Items from an interface collection
= = = =
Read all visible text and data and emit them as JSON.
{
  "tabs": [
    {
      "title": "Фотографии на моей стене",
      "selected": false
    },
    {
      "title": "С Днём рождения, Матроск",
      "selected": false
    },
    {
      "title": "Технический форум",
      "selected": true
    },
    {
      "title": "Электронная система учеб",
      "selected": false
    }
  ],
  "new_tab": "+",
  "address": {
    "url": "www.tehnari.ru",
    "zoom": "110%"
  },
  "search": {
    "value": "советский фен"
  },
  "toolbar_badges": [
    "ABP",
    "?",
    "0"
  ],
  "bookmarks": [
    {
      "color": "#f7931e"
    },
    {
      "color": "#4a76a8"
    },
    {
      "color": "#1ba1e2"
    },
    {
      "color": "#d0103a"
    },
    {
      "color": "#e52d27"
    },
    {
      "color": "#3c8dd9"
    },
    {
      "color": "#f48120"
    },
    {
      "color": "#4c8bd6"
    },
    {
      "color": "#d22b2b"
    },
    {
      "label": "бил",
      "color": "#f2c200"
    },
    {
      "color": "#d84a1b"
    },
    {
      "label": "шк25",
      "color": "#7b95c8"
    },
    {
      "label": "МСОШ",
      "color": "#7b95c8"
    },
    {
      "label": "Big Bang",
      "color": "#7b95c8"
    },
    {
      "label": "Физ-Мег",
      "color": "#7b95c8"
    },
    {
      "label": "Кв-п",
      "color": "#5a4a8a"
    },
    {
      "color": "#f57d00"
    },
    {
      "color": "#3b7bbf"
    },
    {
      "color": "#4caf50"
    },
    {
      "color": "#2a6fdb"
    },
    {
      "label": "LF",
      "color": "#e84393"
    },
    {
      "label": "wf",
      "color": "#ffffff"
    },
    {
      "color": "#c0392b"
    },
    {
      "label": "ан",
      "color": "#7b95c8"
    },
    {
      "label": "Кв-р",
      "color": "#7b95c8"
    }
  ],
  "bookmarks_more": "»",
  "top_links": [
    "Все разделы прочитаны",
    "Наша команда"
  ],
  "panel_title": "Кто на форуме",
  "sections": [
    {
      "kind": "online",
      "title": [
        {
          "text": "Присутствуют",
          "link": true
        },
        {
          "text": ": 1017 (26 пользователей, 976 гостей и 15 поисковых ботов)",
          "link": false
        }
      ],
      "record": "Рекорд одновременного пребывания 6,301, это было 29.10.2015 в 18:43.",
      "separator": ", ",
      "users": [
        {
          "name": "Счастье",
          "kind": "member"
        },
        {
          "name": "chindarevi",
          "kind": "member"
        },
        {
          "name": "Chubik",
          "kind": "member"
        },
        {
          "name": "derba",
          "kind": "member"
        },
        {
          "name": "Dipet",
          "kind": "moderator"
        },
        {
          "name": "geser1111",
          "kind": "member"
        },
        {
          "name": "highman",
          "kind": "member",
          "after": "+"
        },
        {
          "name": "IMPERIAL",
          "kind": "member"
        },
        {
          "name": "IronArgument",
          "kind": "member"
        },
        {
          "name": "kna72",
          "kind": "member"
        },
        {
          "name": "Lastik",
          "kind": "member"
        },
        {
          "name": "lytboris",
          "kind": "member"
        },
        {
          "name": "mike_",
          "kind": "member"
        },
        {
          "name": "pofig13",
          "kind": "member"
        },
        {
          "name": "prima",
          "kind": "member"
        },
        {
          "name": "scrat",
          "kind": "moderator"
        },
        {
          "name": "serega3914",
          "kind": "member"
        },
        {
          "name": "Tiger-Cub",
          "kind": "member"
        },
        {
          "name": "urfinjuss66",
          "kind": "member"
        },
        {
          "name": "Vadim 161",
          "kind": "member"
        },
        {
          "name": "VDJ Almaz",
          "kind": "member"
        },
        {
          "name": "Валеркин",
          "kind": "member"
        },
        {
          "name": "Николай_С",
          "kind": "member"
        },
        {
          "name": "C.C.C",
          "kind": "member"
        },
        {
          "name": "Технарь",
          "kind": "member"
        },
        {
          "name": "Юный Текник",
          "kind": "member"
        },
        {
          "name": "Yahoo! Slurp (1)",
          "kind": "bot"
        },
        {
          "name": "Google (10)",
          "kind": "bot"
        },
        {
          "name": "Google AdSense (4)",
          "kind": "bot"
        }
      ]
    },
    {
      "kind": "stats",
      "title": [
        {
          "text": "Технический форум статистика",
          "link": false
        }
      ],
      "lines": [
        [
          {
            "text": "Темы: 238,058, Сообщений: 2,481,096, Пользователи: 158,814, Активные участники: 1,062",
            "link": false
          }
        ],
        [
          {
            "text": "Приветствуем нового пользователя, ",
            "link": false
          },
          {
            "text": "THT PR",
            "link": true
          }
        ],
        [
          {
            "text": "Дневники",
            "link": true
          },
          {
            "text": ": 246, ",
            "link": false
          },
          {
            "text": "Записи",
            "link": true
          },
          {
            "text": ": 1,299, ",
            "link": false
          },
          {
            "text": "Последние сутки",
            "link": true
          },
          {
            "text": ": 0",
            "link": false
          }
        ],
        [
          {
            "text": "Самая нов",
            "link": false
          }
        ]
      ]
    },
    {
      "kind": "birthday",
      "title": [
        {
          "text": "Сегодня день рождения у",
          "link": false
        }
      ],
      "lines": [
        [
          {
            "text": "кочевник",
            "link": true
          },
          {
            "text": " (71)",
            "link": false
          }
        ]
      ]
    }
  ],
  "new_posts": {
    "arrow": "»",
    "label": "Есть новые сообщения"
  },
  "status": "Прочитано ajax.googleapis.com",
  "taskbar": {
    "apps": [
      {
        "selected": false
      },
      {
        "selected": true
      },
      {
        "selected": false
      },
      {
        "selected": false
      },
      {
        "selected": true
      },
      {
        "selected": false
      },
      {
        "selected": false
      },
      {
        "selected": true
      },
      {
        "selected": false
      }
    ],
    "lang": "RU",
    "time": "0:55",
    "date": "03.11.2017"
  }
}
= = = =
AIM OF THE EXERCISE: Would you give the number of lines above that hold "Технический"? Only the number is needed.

EXPECTED ANSWER: 2